- adequate ventilation is a requirement and operators are encouraged to review their current provisions. There is HSE guidance available, if required;
- operators are encouraged to consider the level of noise in the premises from background music, TV, live sport or around pool and other similar games tables. It is a concern for the Scottish Government that where people have to raise their voice to be heard, this contributes to the spread of Coronavirus due to the science behind how the virus is spread. This is described as “key consideration” but levels are not fixed and the guidance states that the operator must take steps to ensure volume levels do not present a risk to staff and customers; and
- 1 metre zone signage is required. The Scottish Government guidance provides wording which they wish to be used on signage, namely: “This is a 1 metre physical distancing zone – follow the advice of staff and observe physical distancing”. The guidance states this is sufficient to meet the notice requirements and states all premises must have notices displayed.
Risk assessment update– premises should already have a written risk assessment (unless they have less than five employees) in place. Even with less than five employees in place, it is advisable to have something in writing to show risks have been assessed. This would help if issues arise and will avoid any question as to whether mitigating factors have been considered and put into place. The existing checklist provided by the Scottish Government has been updated. The checklist and the risk assessment must be updated in accordance with the above mitigating factors. These factors have to be included in the premises risk assessment. While companies who are multi-site operators may have one risk assessment company wide, or premises with different areas (main bar, public bar/function room, outdoor area) may have one risk assessment for the whole premises, all of these will have to be tailored to each premises and each individual section of premises. Risk assessment to an outdoor area is different from indoor areas, for example.
Privacy – you should display a notice or put a note on tables or on your website to advise customers why you are collecting their data. For customers and visitors to premises to sit in, the premises need to retain the name of each customer. If customers are attending as a household group, the contact details for a lead member is enough. The details must be their name and a contact phone number, date of visit and arrival and, if possible, departure times. For larger establishments, and where possible, the Scottish Government is also asking operators to record table numbers or sections where customers were seated.
If a customer does not have a telephone number, they can provide a postal address or an email address. This information must be retained for 21 days then destroyed.

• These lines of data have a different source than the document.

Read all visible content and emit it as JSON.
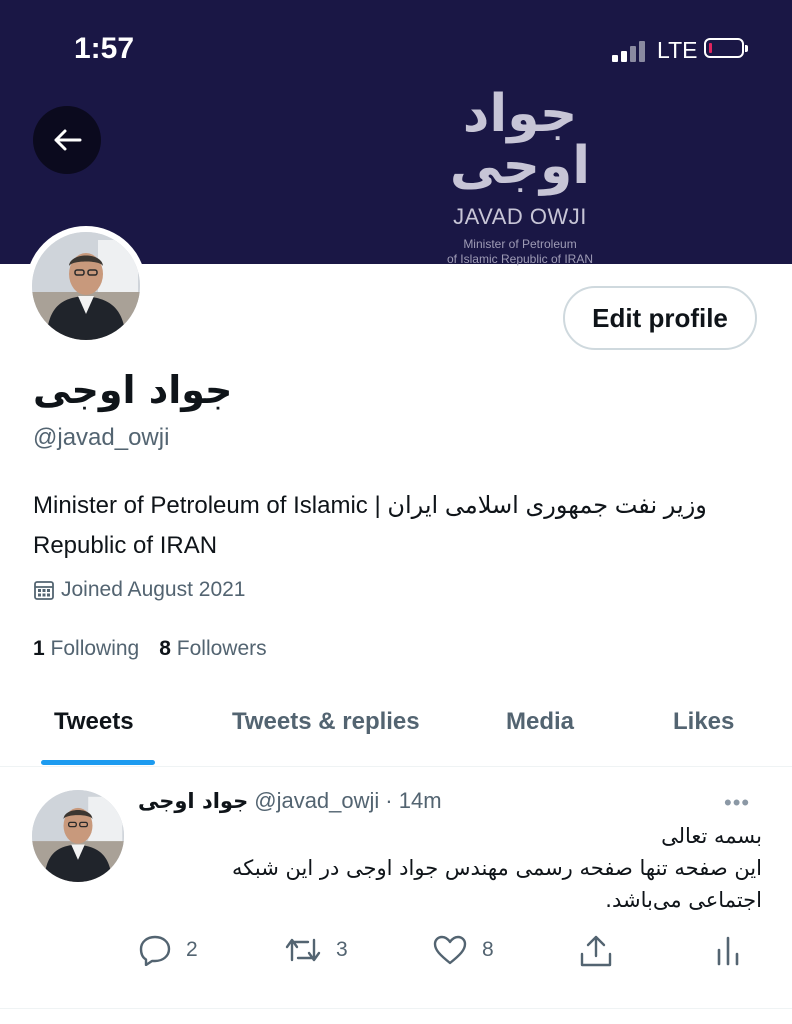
{
  "status_bar": {
    "time": "1:57",
    "network": "LTE"
  },
  "banner": {
    "logo_fa": "جواد اوجی",
    "logo_en": "JAVAD OWJI",
    "logo_sub1": "Minister of Petroleum",
    "logo_sub2": "of Islamic Republic of IRAN",
    "color": "#1a1745"
  },
  "profile": {
    "name": "جواد اوجی",
    "handle": "@javad_owji",
    "bio": "Minister of Petroleum of Islamic | وزیر نفت جمهوری اسلامی ایران Republic of IRAN",
    "joined": "Joined August 2021",
    "following_count": "1",
    "following_label": "Following",
    "followers_count": "8",
    "followers_label": "Followers",
    "edit_label": "Edit profile"
  },
  "tabs": [
    {
      "label": "Tweets",
      "active": true
    },
    {
      "label": "Tweets & replies",
      "active": false
    },
    {
      "label": "Media",
      "active": false
    },
    {
      "label": "Likes",
      "active": false
    }
  ],
  "tweet": {
    "name": "جواد اوجی",
    "handle": "@javad_owji",
    "time": "· 14m",
    "line1": "بسمه تعالی",
    "line2": "این صفحه تنها صفحه رسمی مهندس جواد اوجی در این شبکه اجتماعی می‌باشد.",
    "replies": "2",
    "retweets": "3",
    "likes": "8",
    "more": "•••"
  },
  "colors": {
    "accent": "#1d9bf0",
    "muted": "#536471",
    "text": "#0f1419"
  }
}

Toilets – there is updated guidance on the use and cleaning of sanitary facilities.
If you have any questions or queries, please do not hesitate to contact me. In addition, if you wish a due diligence inspection carried out, we are providing these. This assists you in ensuring your licensing paperwork (premises licence, notices, Covid-19 notices, staff training and personal licence information) are all properly displayed and considers your risk assessment and checklists in terms of compliance with Scottish Government guidance.
Joanna’s contacts details are landline 0141 370 8116 or mobile 07747 653417 and email on email@example.com
The information and opinions contained in this blog are for information only. They are not intended to constitute advice and should not be relied upon or considered as a replacement for advice. Before acting on any of the information contained in this blog, please seek specific advice from Gilson Gray.